4th round, #119 overall: Tarik Cohen, Running Back
This pick may seem silly with budding star Jordan Howard on the roster already but Cohen fits quite nicely. Howard is a bruising runner who will wear defenders down so Cohen can come in and break some ankles. Nicknamed “The Human Joystick” Cohen is great and space and Mel Kiper Jr. describes him as “”the fun player to watch” out of the Bears’ picks. But at just 5′ 6″ Cohen needs to stay healthy and and prove he can capitalize on that potential. Kiper said of Cohen’s size “he’s short but he’s not small…a real dynamic player he runs with determination.”
Cohen’s ceiling is the next Darren Sproles his floor is a change of pace receiving back. Pace could have continued addressing the defense but if Cohen does become the next Sproles then this looks like a brilliant pick.
5th Round, #147 overall: Jordan Morgan, Offensive guard

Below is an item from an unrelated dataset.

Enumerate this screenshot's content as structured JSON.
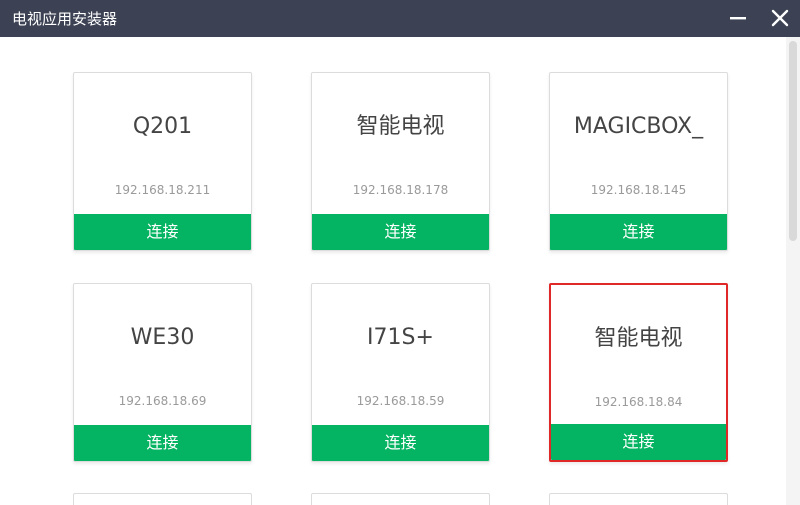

With statistically one of the better offensive lines in the game Pace selecting a lineman was a bit questionable but he clearly saw something in Morgan while at the senior bowl. Another division II player Morgan will get knocked like Shaheen but think about this, he was DII lineman of the year. That’s pretty impressive and makes Morgan an intriguing developmental piece for the future. He played tackle in college but probably fits better as a guard in the NFL. If Charles Leno Jr fails to continue developing though Morgan could get a look at tackle. Desmond King the corner from Iowa went just a few picks later and would have filled a major need so that is a bit disappointing but clearly Pace saw something in Morgan to pick him.

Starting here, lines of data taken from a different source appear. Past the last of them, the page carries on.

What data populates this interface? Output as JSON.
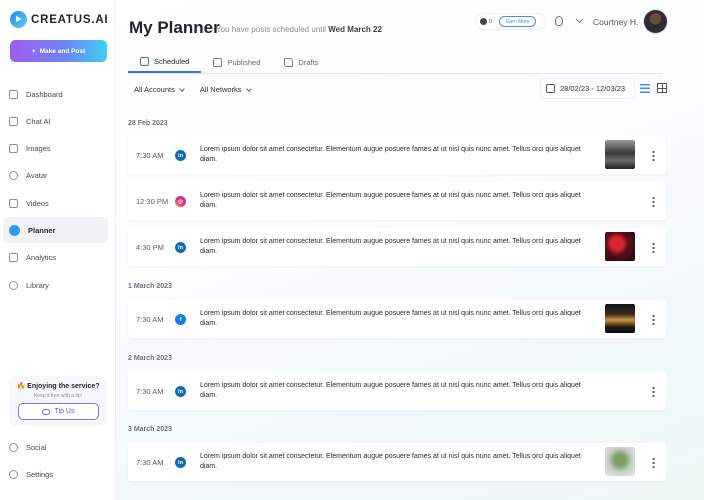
{
  "brand": {
    "name": "CREATUS.AI"
  },
  "sidebar": {
    "make_button": "Make and Post",
    "items": [
      {
        "label": "Dashboard",
        "icon": "dashboard-icon"
      },
      {
        "label": "Chat AI",
        "icon": "chat-icon"
      },
      {
        "label": "Images",
        "icon": "image-icon"
      },
      {
        "label": "Avatar",
        "icon": "avatar-icon"
      },
      {
        "label": "Videos",
        "icon": "video-icon"
      },
      {
        "label": "Planner",
        "icon": "planner-icon",
        "active": true
      },
      {
        "label": "Analytics",
        "icon": "analytics-icon"
      },
      {
        "label": "Library",
        "icon": "library-icon"
      }
    ],
    "promo": {
      "title": "🔥 Enjoying the service?",
      "subtitle": "Keep it free with a tip!",
      "button": "Tip Us"
    },
    "bottom_items": [
      {
        "label": "Social",
        "icon": "social-icon"
      },
      {
        "label": "Settings",
        "icon": "settings-icon"
      }
    ]
  },
  "header": {
    "title": "My Planner",
    "subtitle_prefix": "You have posts scheduled until",
    "subtitle_date": "Wed March 22",
    "coins": "0",
    "earn_button": "Earn More",
    "user_name": "Courtney H."
  },
  "tabs": [
    {
      "label": "Scheduled",
      "active": true
    },
    {
      "label": "Published",
      "active": false
    },
    {
      "label": "Drafts",
      "active": false
    }
  ],
  "filters": {
    "accounts": "All Accounts",
    "networks": "All Networks",
    "date_range": "28/02/23 - 12/03/23"
  },
  "groups": [
    {
      "date": "28 Feb 2023",
      "posts": [
        {
          "time": "7:30 AM",
          "network": "linkedin",
          "network_glyph": "in",
          "text": "Lorem ipsum dolor sit amet consectetur. Elementum augue posuere fames at ut nisl quis nunc amet. Tellus orci quis aliquet diam.",
          "thumb": "t1"
        },
        {
          "time": "12:30 PM",
          "network": "instagram",
          "network_glyph": "◎",
          "text": "Lorem ipsum dolor sit amet consectetur. Elementum augue posuere fames at ut nisl quis nunc amet. Tellus orci quis aliquet diam.",
          "thumb": ""
        },
        {
          "time": "4:30 PM",
          "network": "linkedin",
          "network_glyph": "in",
          "text": "Lorem ipsum dolor sit amet consectetur. Elementum augue posuere fames at ut nisl quis nunc amet. Tellus orci quis aliquet diam.",
          "thumb": "t3"
        }
      ]
    },
    {
      "date": "1 March 2023",
      "posts": [
        {
          "time": "7:30 AM",
          "network": "facebook",
          "network_glyph": "f",
          "text": "Lorem ipsum dolor sit amet consectetur. Elementum augue posuere fames at ut nisl quis nunc amet. Tellus orci quis aliquet diam.",
          "thumb": "t4"
        }
      ]
    },
    {
      "date": "2 March 2023",
      "posts": [
        {
          "time": "7:30 AM",
          "network": "linkedin",
          "network_glyph": "in",
          "text": "Lorem ipsum dolor sit amet consectetur. Elementum augue posuere fames at ut nisl quis nunc amet. Tellus orci quis aliquet diam.",
          "thumb": ""
        }
      ]
    },
    {
      "date": "3 March 2023",
      "posts": [
        {
          "time": "7:30 AM",
          "network": "linkedin",
          "network_glyph": "in",
          "text": "Lorem ipsum dolor sit amet consectetur. Elementum augue posuere fames at ut nisl quis nunc amet. Tellus orci quis aliquet diam.",
          "thumb": "t6"
        }
      ]
    }
  ]
}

Recap: In three drafts as the Bears general manager Pace has consistently picked the same typed of players. Good athletes with lots of upside, just upside that may take some time to capitalize on. Project players. Eddie Goldman. Adrian Amos. Leonard Floyd. Jordan Howard.
Ryan Pace has earned the fans trust even if the on field product isn’t quite there yet. We might look back on this draft in two years and wonder why we ever worried.
That being said though, the picks used on Cohen and Morgan could just as easily been used on defensive players and arguably should have been. However remember that the Bears did attack the defense in free agency and clearly Pace is confident in the players they got through the market. Still, a team can never have enough athletes on defense and the Bears only took one defensive player.
Overall grade: C+